Joseph Simmons of Yale’s School of Management points to a nudge from Atul Gawande’s New Yorker piece that reduces doctor error in treating hospital patients. Because a single patient’s medical care can require hundreds of decisions each day, some doctors and hospital administrators have experimented with using checklists for certain treatments. The checklists contain simple, routine actions, all of which doctors learned in medical school but may simply forget to follow because of time constraints, stress, or distractions. For instance, the checklist designed by a critical care specialist at Johns Hopkins Hospital for treating line infections includes the following items:
(1) wash their hands with soap, (2) clean the patient’s skin with chlorhexidine antiseptic, (3) put sterile drapes over the entire patient, (4) wear a sterile mask, hat, gown, and gloves, and (5) put a sterile dressing over the catheter site once the line is in.
Johns Hopkins’ doctors were stunned by the results from the line infection checklist.

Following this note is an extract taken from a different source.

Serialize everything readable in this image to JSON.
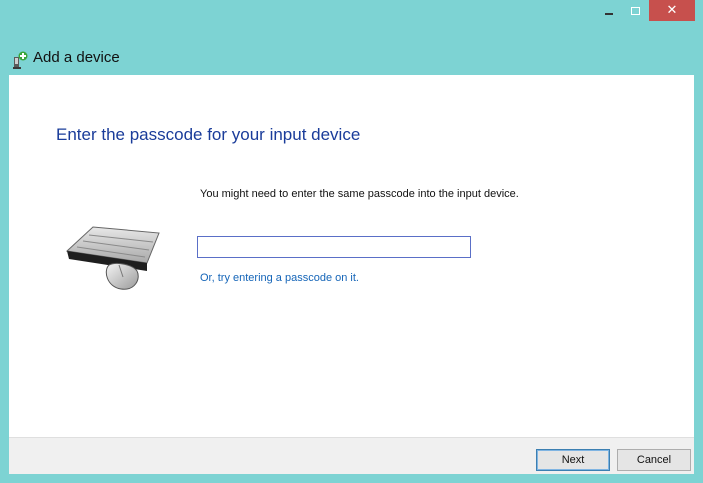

The results were so dramatic that they weren’t sure whether to believe them: the ten-day line-infection rate went from eleven per cent to zero. So they followed patients for fifteen more months. Only two line infections occurred during the entire period. They calculated that, in this one hospital, the checklist had prevented forty-three infections and eight deaths, and saved two million dollars in costs.
The checklists provided two main benefits…First, they helped with memory recall, especially with mundane matters that are easily overlooked in patients undergoing more drastic events. (When you’re worrying about what treatment to give a woman who won’t stop seizing, it’s hard to remember to make sure that the head of her bed is in the right position.) A second effect was to make explicit the minimum, expected steps in complex processes. (The critical care specialist was) surprised to discover how often even experienced personnel failed to grasp the importance of certain precautions. In a survey of I.C.U. staff taken before introducing the ventilator checklists, he found that half hadn’t realized that there was evidence strongly supporting giving ventilated patients antacid medication. Checklists established a higher standard of baseline performance.